PREP: 10 mins COOK: 30 mins TOTAL: 40 mins SERVINGS: 4–5 servings
1 large butternut squash (about 3 pounds, peeled, seeded, and cut into 1-inch cubes)
1 1/2 tablespoons extra-virgin olive oil
1 1/2 tablespoons pure maple syrup
1 3/4 teaspoons kosher salt (not regular table salt, or the recipe will be too salty; or reduce the amount and add a bit at the end as needed)
3/4 teaspoon ground cinnamon
1/2 teaspoon ground black pepper
1 tablespoon chopped fresh rosemary
Position racks in the upper and lower thirds of your oven and preheat the oven to 400 degrees F. Generously coat two baking sheets with nonstick spray.
Place the squash cubes in a large bowl. Drizzle with the olive oil and maple syrup, then sprinkle the salt, cinnamon, and pepper over the top. Toss to coat, then divide between the two baking sheets, discarding any excess liquid with that collects at the bottom of the bowl. Spread the cubes in a single layer on the prepared baking sheets, taking care that they do not overlap.
Place the pans in the upper and lower thirds of your oven and bake for 15 minutes. Remove the pans from the oven, turn the cubes with a spatula, then return to the oven, switching the pans’ positions on the upper and lower racks. Continue baking until the squash is tender, about 10 to 15 additional minutes. Remove from the oven and sprinkle the rosemary over the top. Serve warm.

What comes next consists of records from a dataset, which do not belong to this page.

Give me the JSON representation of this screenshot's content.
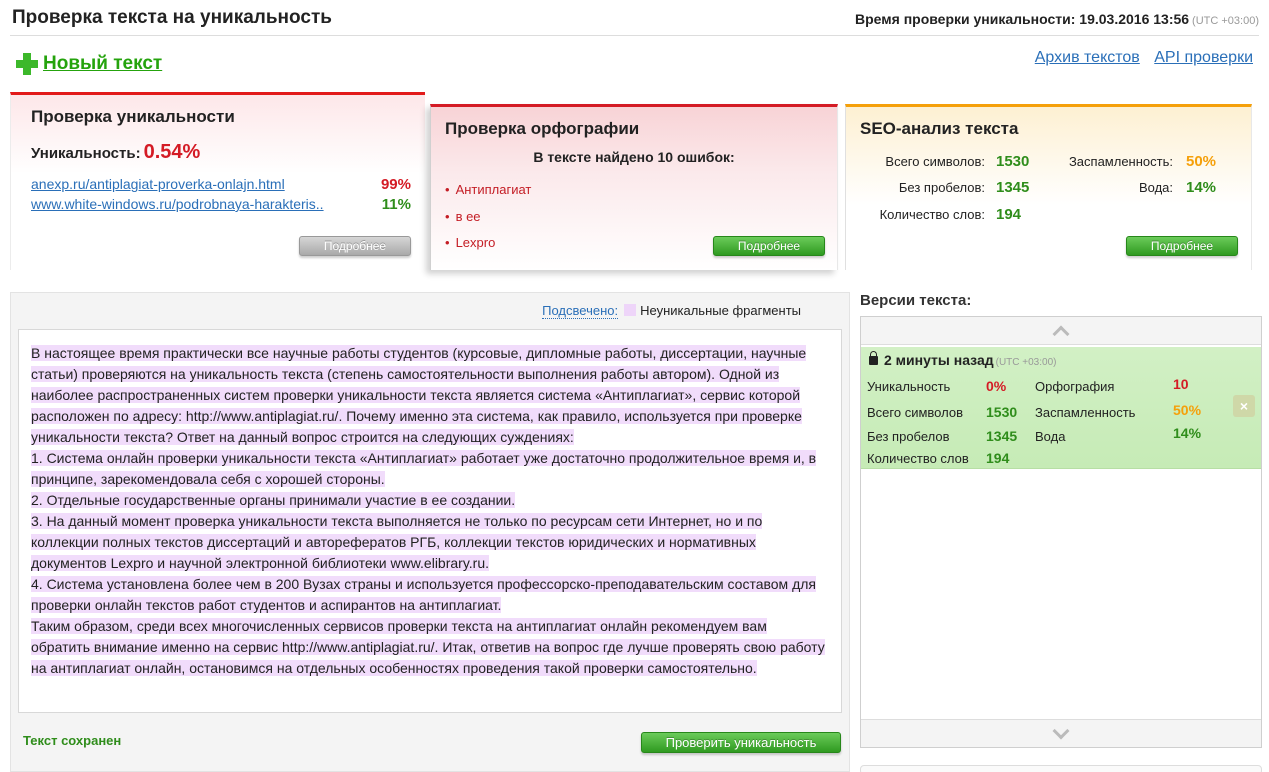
{
  "header": {
    "title": "Проверка текста на уникальность",
    "check_time_label": "Время проверки уникальности: 19.03.2016 13:56",
    "check_time_tz": "(UTC +03:00)"
  },
  "toolbar": {
    "new_text": "Новый текст",
    "links": [
      "Архив текстов",
      "API проверки"
    ]
  },
  "uniqueness_card": {
    "title": "Проверка уникальности",
    "label": "Уникальность:",
    "value": "0.54%",
    "sources": [
      {
        "url": "anexp.ru/antiplagiat-proverka-onlajn.html",
        "percent": "99%"
      },
      {
        "url": "www.white-windows.ru/podrobnaya-harakteris..",
        "percent": "11%"
      }
    ],
    "more_label": "Подробнее"
  },
  "spelling_card": {
    "title": "Проверка орфографии",
    "subtitle": "В тексте найдено 10 ошибок:",
    "errors": [
      "Антиплагиат",
      "в ее",
      "Lexpro"
    ],
    "more_label": "Подробнее"
  },
  "seo_card": {
    "title": "SEO-анализ текста",
    "chars_label": "Всего символов:",
    "chars_value": "1530",
    "nospace_label": "Без пробелов:",
    "nospace_value": "1345",
    "words_label": "Количество слов:",
    "words_value": "194",
    "spam_label": "Заспамленность:",
    "spam_value": "50%",
    "water_label": "Вода:",
    "water_value": "14%",
    "more_label": "Подробнее"
  },
  "editor": {
    "highlight_label": "Подсвечено:",
    "highlight_legend": "Неуникальные фрагменты",
    "paragraphs": [
      "В настоящее время практически все научные работы студентов (курсовые, дипломные работы, диссертации, научные статьи) проверяются на уникальность текста (степень самостоятельности выполнения работы автором). Одной из наиболее распространенных систем проверки уникальности текста является система «Антиплагиат», сервис которой расположен по адресу: http://www.antiplagiat.ru/. Почему именно эта система, как правило, используется при проверке уникальности текста? Ответ на данный вопрос строится на следующих суждениях:",
      "1. Система онлайн проверки уникальности текста «Антиплагиат» работает уже достаточно продолжительное время и, в принципе, зарекомендовала себя с хорошей стороны.",
      "2. Отдельные государственные органы принимали участие в ее создании.",
      "3. На данный момент проверка уникальности текста выполняется не только по ресурсам сети Интернет, но и по коллекции полных текстов диссертаций и авторефератов РГБ, коллекции текстов юридических и нормативных документов Lexpro и научной электронной библиотеки www.elibrary.ru.",
      "4. Система установлена более чем в 200 Вузах страны и используется профессорско-преподавательским составом для проверки онлайн текстов работ студентов и аспирантов на антиплагиат.",
      "Таким образом, среди всех многочисленных сервисов проверки текста на антиплагиат онлайн рекомендуем вам обратить внимание именно на сервис http://www.antiplagiat.ru/. Итак, ответив на вопрос где лучше проверять свою работу на антиплагиат онлайн, остановимся на отдельных особенностях проведения такой проверки самостоятельно."
    ],
    "saved_status": "Текст сохранен",
    "check_button": "Проверить уникальность"
  },
  "versions": {
    "title": "Версии текста:",
    "items": [
      {
        "time": "2 минуты назад",
        "tz": "(UTC +03:00)",
        "uniq_label": "Уникальность",
        "uniq_value": "0%",
        "spell_label": "Орфография",
        "spell_value": "10",
        "chars_label": "Всего символов",
        "chars_value": "1530",
        "spam_label": "Заспамленность",
        "spam_value": "50%",
        "nospace_label": "Без пробелов",
        "nospace_value": "1345",
        "water_label": "Вода",
        "water_value": "14%",
        "words_label": "Количество слов",
        "words_value": "194",
        "close_symbol": "×"
      }
    ]
  },
  "colors": {
    "accent_green": "#2f8d1b",
    "accent_red": "#d41b25",
    "accent_orange": "#f5a00a",
    "link": "#2a6fb8",
    "highlight": "#f1dcfb"
  }
}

TO MAKE AHEAD: Squash can be diced 1 day in advance. Store cubes in an airtight container in the refrigerator until ready to bake.
TO STORE: Store leftovers in an airtight storage container in the refrigerator for 4 to 5 days.
TO REHEAT: Reheat gently over low heat in a skillet on the stovetop, in the oven at 350 degrees F, or in the microwave until warmed through. Between these three options, the oven or skillet will give you the best consistency.
TO FREEZE: Lay cooked butternut in a single layer on baking sheets, and place in the freezer until frozen. Place frozen squash in an airtight freezer-safe storage container in the freezer for up to 3 months. Let thaw in the refrigerator the night before reheating. Note that when frozen, roasted vegetables will become somewhat more mushy (but they are certainly safe to eat and we don’t mind a little mush for the convenience!).